Dual registration back on Q Cup agenda
PLAYERS from NSW-based NRL teams could again be aligned with clubs in the Queensland Cup.
Last year the New South Wales Rugby League used its weight on the Australian Rugby League board to scrap the rule that allowed dual registrations that had seen some NSW-based teams set up feeder club arrangements with Q Cup teams.
Scrapping the rule caused anger north of the border, and difficulties for some Q Cup clubs such as the Sunshine Coast Sea Eagles which had benefitted enormously from its relationship with Manly, and also Souths-Logan which was forced to part ways with the Canberra Raiders.
NRL boss David Gallop had previously made no secret of the fact the decision had been aimed at strengthening the NSW Cup which has been waning in popularity in recent years.
But with speculation mounting in recent weeks that a backflip could be on the cards, Gallop said yesterday that rugby league's independent commission would consider re-implementing the dual registration rule.
"All I can say it is not currently on the commission's agenda, but we are monitoring the changes and it's something we would consider," he said.
"Clearly it has had some impact on the Intrust Super Cup, but equally the motivation was to bolster the NSW Cup, which was a good one."
QRL chief executive Rob Moore said his position on dual registration had not changed and he would support its reintroduction.
"We've always seen it the same way - it was a little bit short-sighted and had an adverse affect," he said.
Sunshine Coast Sea Eagles chief executive Justin Veivers said he would support the re-introduction of dual registration, although he stopped short of saying the club would enter into a feeder agreement similar to the one it shared with Manly.
He said the club was in negotiation with the Brisbane Bombers who are seeking to enter the NRL competition in the next round of expansion.
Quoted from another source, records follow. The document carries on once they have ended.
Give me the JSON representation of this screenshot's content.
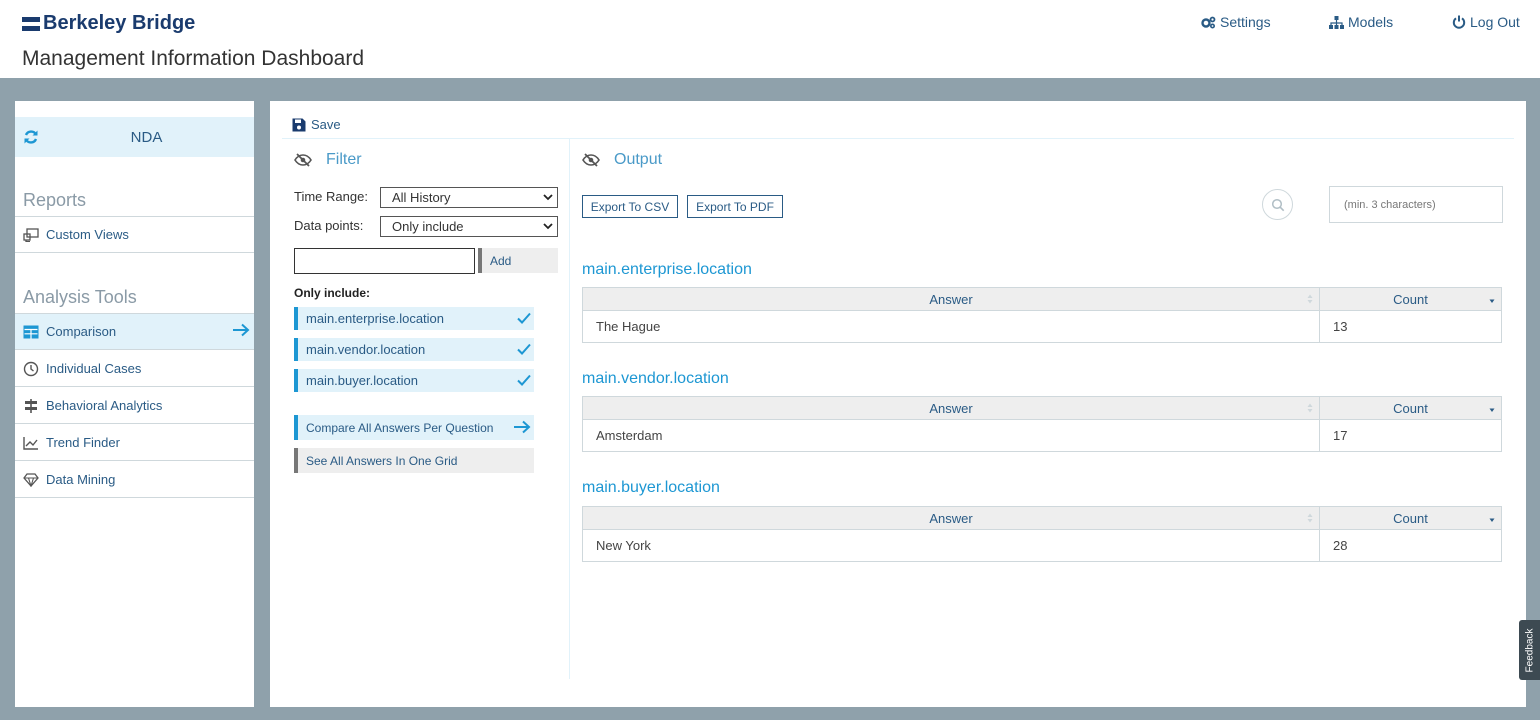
{
  "header": {
    "logo": "Berkeley Bridge",
    "title": "Management Information Dashboard",
    "nav": [
      {
        "label": "Settings",
        "icon": "gears-icon"
      },
      {
        "label": "Models",
        "icon": "sitemap-icon"
      },
      {
        "label": "Log Out",
        "icon": "power-icon"
      }
    ]
  },
  "sidebar": {
    "model": "NDA",
    "reports_title": "Reports",
    "reports": [
      {
        "label": "Custom Views",
        "icon": "custom-views-icon"
      }
    ],
    "tools_title": "Analysis Tools",
    "tools": [
      {
        "label": "Comparison",
        "icon": "table-icon",
        "active": true
      },
      {
        "label": "Individual Cases",
        "icon": "clock-icon"
      },
      {
        "label": "Behavioral Analytics",
        "icon": "signpost-icon"
      },
      {
        "label": "Trend Finder",
        "icon": "chart-line-icon"
      },
      {
        "label": "Data Mining",
        "icon": "diamond-icon"
      }
    ]
  },
  "main": {
    "save_label": "Save",
    "filter": {
      "title": "Filter",
      "time_range_label": "Time Range:",
      "time_range_value": "All History",
      "data_points_label": "Data points:",
      "data_points_value": "Only include",
      "add_input_value": "",
      "add_label": "Add",
      "only_include_label": "Only include:",
      "items": [
        "main.enterprise.location",
        "main.vendor.location",
        "main.buyer.location"
      ],
      "compare_label": "Compare All Answers Per Question",
      "see_all_label": "See All Answers In One Grid"
    },
    "output": {
      "title": "Output",
      "export_csv": "Export To CSV",
      "export_pdf": "Export To PDF",
      "search_placeholder": "(min. 3 characters)",
      "col_answer": "Answer",
      "col_count": "Count",
      "questions": [
        {
          "name": "main.enterprise.location",
          "answer": "The Hague",
          "count": "13"
        },
        {
          "name": "main.vendor.location",
          "answer": "Amsterdam",
          "count": "17"
        },
        {
          "name": "main.buyer.location",
          "answer": "New York",
          "count": "28"
        }
      ]
    }
  },
  "feedback_label": "Feedback",
  "colors": {
    "accent": "#1d97d3",
    "link": "#2a5b85",
    "active_bg": "#e1f2fa",
    "workspace_bg": "#8fa1ab",
    "brand": "#1a3b6e"
  }
}
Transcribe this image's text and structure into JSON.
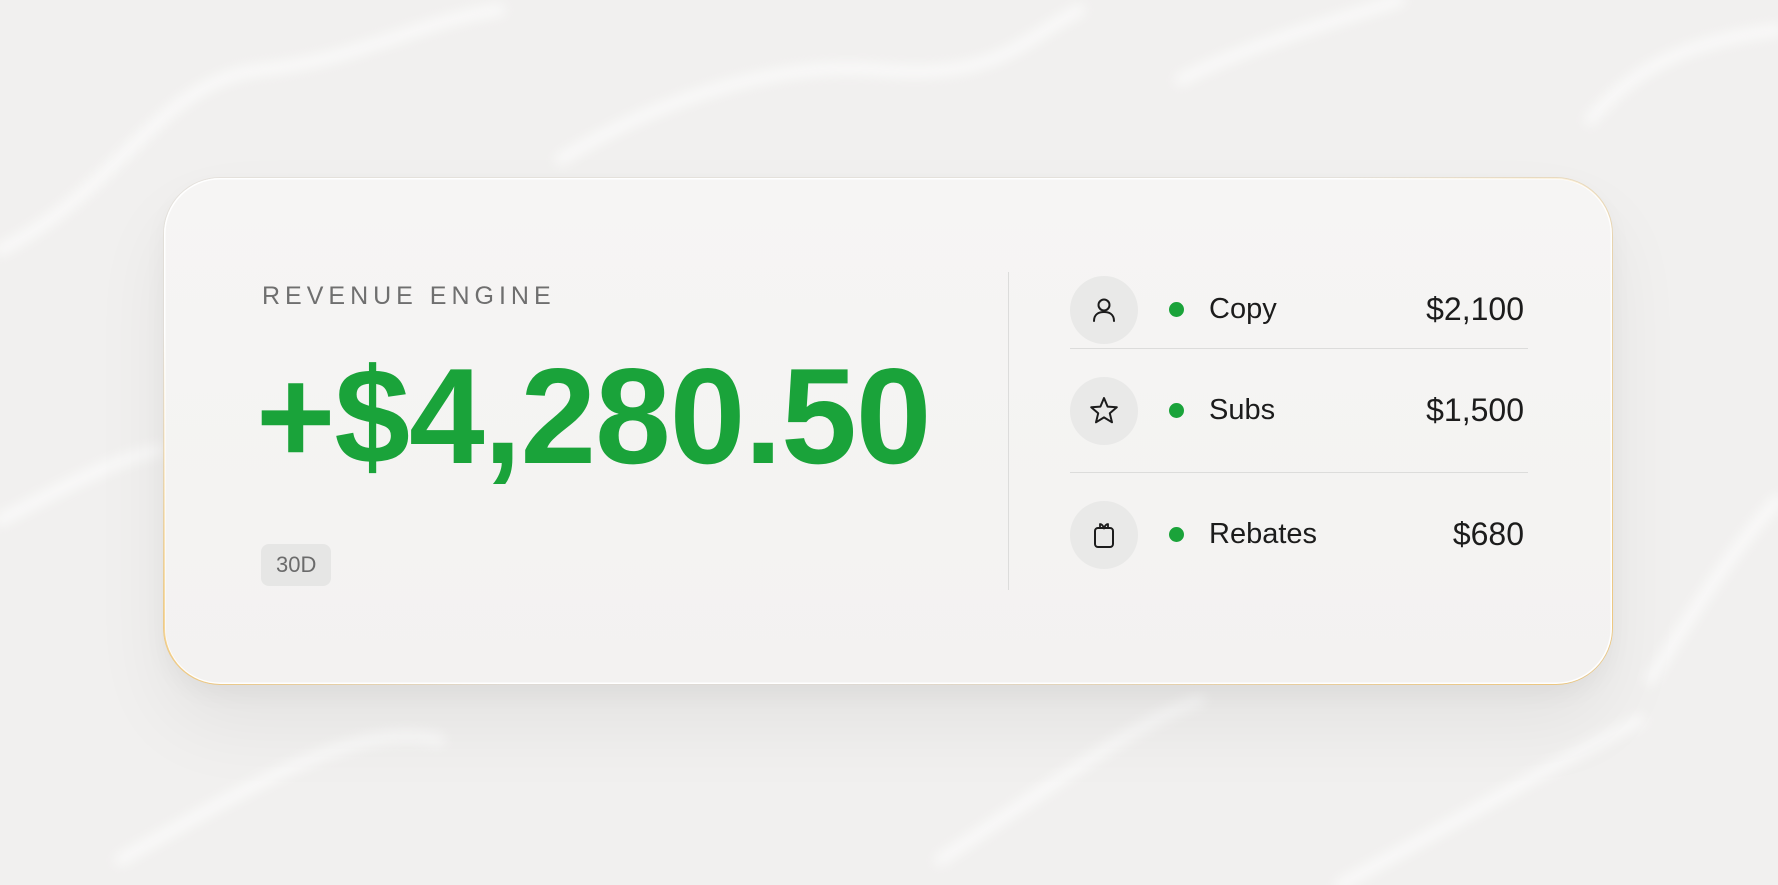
{
  "widget": {
    "eyebrow": "REVENUE ENGINE",
    "total": "+$4,280.50",
    "period": "30D",
    "accent_color": "#1aa33a"
  },
  "sources": [
    {
      "icon": "person-icon",
      "label": "Copy",
      "value": "$2,100"
    },
    {
      "icon": "star-icon",
      "label": "Subs",
      "value": "$1,500"
    },
    {
      "icon": "gift-icon",
      "label": "Rebates",
      "value": "$680"
    }
  ]
}
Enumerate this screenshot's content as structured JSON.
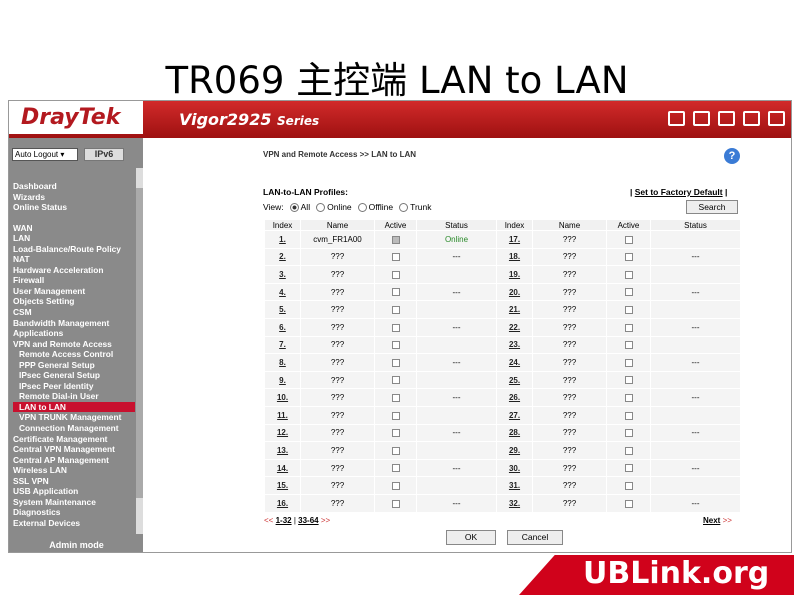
{
  "slide": {
    "title": "TR069 主控端 LAN to LAN"
  },
  "header": {
    "logo": "DrayTek",
    "model": "Vigor2925",
    "series": "Series"
  },
  "sidebar": {
    "auto_logout": "Auto Logout ▾",
    "flag": "IPv6",
    "menu": [
      {
        "label": "Dashboard",
        "sub": false
      },
      {
        "label": "Wizards",
        "sub": false
      },
      {
        "label": "Online Status",
        "sub": false
      },
      {
        "label": "WAN",
        "sub": false,
        "gap": true
      },
      {
        "label": "LAN",
        "sub": false
      },
      {
        "label": "Load-Balance/Route Policy",
        "sub": false
      },
      {
        "label": "NAT",
        "sub": false
      },
      {
        "label": "Hardware Acceleration",
        "sub": false
      },
      {
        "label": "Firewall",
        "sub": false
      },
      {
        "label": "User Management",
        "sub": false
      },
      {
        "label": "Objects Setting",
        "sub": false
      },
      {
        "label": "CSM",
        "sub": false
      },
      {
        "label": "Bandwidth Management",
        "sub": false
      },
      {
        "label": "Applications",
        "sub": false
      },
      {
        "label": "VPN and Remote Access",
        "sub": false
      },
      {
        "label": "Remote Access Control",
        "sub": true
      },
      {
        "label": "PPP General Setup",
        "sub": true
      },
      {
        "label": "IPsec General Setup",
        "sub": true
      },
      {
        "label": "IPsec Peer Identity",
        "sub": true
      },
      {
        "label": "Remote Dial-in User",
        "sub": true
      },
      {
        "label": "LAN to LAN",
        "sub": true,
        "active": true
      },
      {
        "label": "VPN TRUNK Management",
        "sub": true
      },
      {
        "label": "Connection Management",
        "sub": true
      },
      {
        "label": "Certificate Management",
        "sub": false
      },
      {
        "label": "Central VPN Management",
        "sub": false
      },
      {
        "label": "Central AP Management",
        "sub": false
      },
      {
        "label": "Wireless LAN",
        "sub": false
      },
      {
        "label": "SSL VPN",
        "sub": false
      },
      {
        "label": "USB Application",
        "sub": false
      },
      {
        "label": "System Maintenance",
        "sub": false
      },
      {
        "label": "Diagnostics",
        "sub": false
      },
      {
        "label": "External Devices",
        "sub": false
      }
    ],
    "admin_mode": "Admin mode"
  },
  "main": {
    "breadcrumb": "VPN and Remote Access >> LAN to LAN",
    "help": "?",
    "section_title": "LAN-to-LAN Profiles:",
    "factory_default": "Set to Factory Default",
    "view_label": "View:",
    "view_options": [
      "All",
      "Online",
      "Offline",
      "Trunk"
    ],
    "search": "Search",
    "columns": [
      "Index",
      "Name",
      "Active",
      "Status",
      "Index",
      "Name",
      "Active",
      "Status"
    ],
    "rows": [
      {
        "i1": "1.",
        "n1": "cvm_FR1A00",
        "a1": true,
        "s1": "Online",
        "i2": "17.",
        "n2": "???",
        "a2": false,
        "s2": ""
      },
      {
        "i1": "2.",
        "n1": "???",
        "a1": false,
        "s1": "---",
        "i2": "18.",
        "n2": "???",
        "a2": false,
        "s2": "---"
      },
      {
        "i1": "3.",
        "n1": "???",
        "a1": false,
        "s1": "",
        "i2": "19.",
        "n2": "???",
        "a2": false,
        "s2": ""
      },
      {
        "i1": "4.",
        "n1": "???",
        "a1": false,
        "s1": "---",
        "i2": "20.",
        "n2": "???",
        "a2": false,
        "s2": "---"
      },
      {
        "i1": "5.",
        "n1": "???",
        "a1": false,
        "s1": "",
        "i2": "21.",
        "n2": "???",
        "a2": false,
        "s2": ""
      },
      {
        "i1": "6.",
        "n1": "???",
        "a1": false,
        "s1": "---",
        "i2": "22.",
        "n2": "???",
        "a2": false,
        "s2": "---"
      },
      {
        "i1": "7.",
        "n1": "???",
        "a1": false,
        "s1": "",
        "i2": "23.",
        "n2": "???",
        "a2": false,
        "s2": ""
      },
      {
        "i1": "8.",
        "n1": "???",
        "a1": false,
        "s1": "---",
        "i2": "24.",
        "n2": "???",
        "a2": false,
        "s2": "---"
      },
      {
        "i1": "9.",
        "n1": "???",
        "a1": false,
        "s1": "",
        "i2": "25.",
        "n2": "???",
        "a2": false,
        "s2": ""
      },
      {
        "i1": "10.",
        "n1": "???",
        "a1": false,
        "s1": "---",
        "i2": "26.",
        "n2": "???",
        "a2": false,
        "s2": "---"
      },
      {
        "i1": "11.",
        "n1": "???",
        "a1": false,
        "s1": "",
        "i2": "27.",
        "n2": "???",
        "a2": false,
        "s2": ""
      },
      {
        "i1": "12.",
        "n1": "???",
        "a1": false,
        "s1": "---",
        "i2": "28.",
        "n2": "???",
        "a2": false,
        "s2": "---"
      },
      {
        "i1": "13.",
        "n1": "???",
        "a1": false,
        "s1": "",
        "i2": "29.",
        "n2": "???",
        "a2": false,
        "s2": ""
      },
      {
        "i1": "14.",
        "n1": "???",
        "a1": false,
        "s1": "---",
        "i2": "30.",
        "n2": "???",
        "a2": false,
        "s2": "---"
      },
      {
        "i1": "15.",
        "n1": "???",
        "a1": false,
        "s1": "",
        "i2": "31.",
        "n2": "???",
        "a2": false,
        "s2": ""
      },
      {
        "i1": "16.",
        "n1": "???",
        "a1": false,
        "s1": "---",
        "i2": "32.",
        "n2": "???",
        "a2": false,
        "s2": "---"
      }
    ],
    "pager_prev": "<<",
    "pager_page1": "1-32",
    "pager_sep": "|",
    "pager_page2": "33-64",
    "pager_next_arrows": ">>",
    "next_label": "Next",
    "ok": "OK",
    "cancel": "Cancel"
  },
  "brand": {
    "text": "UBLink.org"
  },
  "colors": {
    "header_red": "#c8102e",
    "sidebar_gray": "#8a8a8a",
    "online_green": "#2a8a2a",
    "brand_red": "#d0021b"
  }
}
The Sea Eagles also recently met with the Melbourne Storm to discuss a possible player-sharing arrangement.
Veivers described the elimination of dual registration as short-sighted and said he would welcome it being put on the agenda.
"It just opens the market back up again," he said.
"At the moment it's closed. The Broncos, Cowboys and Titans are the only clubs who can align themselves to Q Cup clubs.
"It would open up the NSW clubs to Queensland players. The NSW clubs only have very small junior bases.
"It also opens them up to us - our players can go to a higher level."
The change brought about the end of the Manly-Sunshine Coast feeder deal, which delivered the Queensland Cup title to Stockland Park in the Sea Eagles' maiden season of 2009.
In recent weeks, rumours circulated that the independent commission was considering a backflip on the issue.
NRL chief executive Gallop yesterday told the Daily that although re-introducing dual registration was not on the commission's pressing agenda, it was something it would consider.
As a result of the scrapping of dual registration, the Sea Eagles were forced to cut their ties with Manly, and Souths-Logan parted ways with the Canberra Raiders.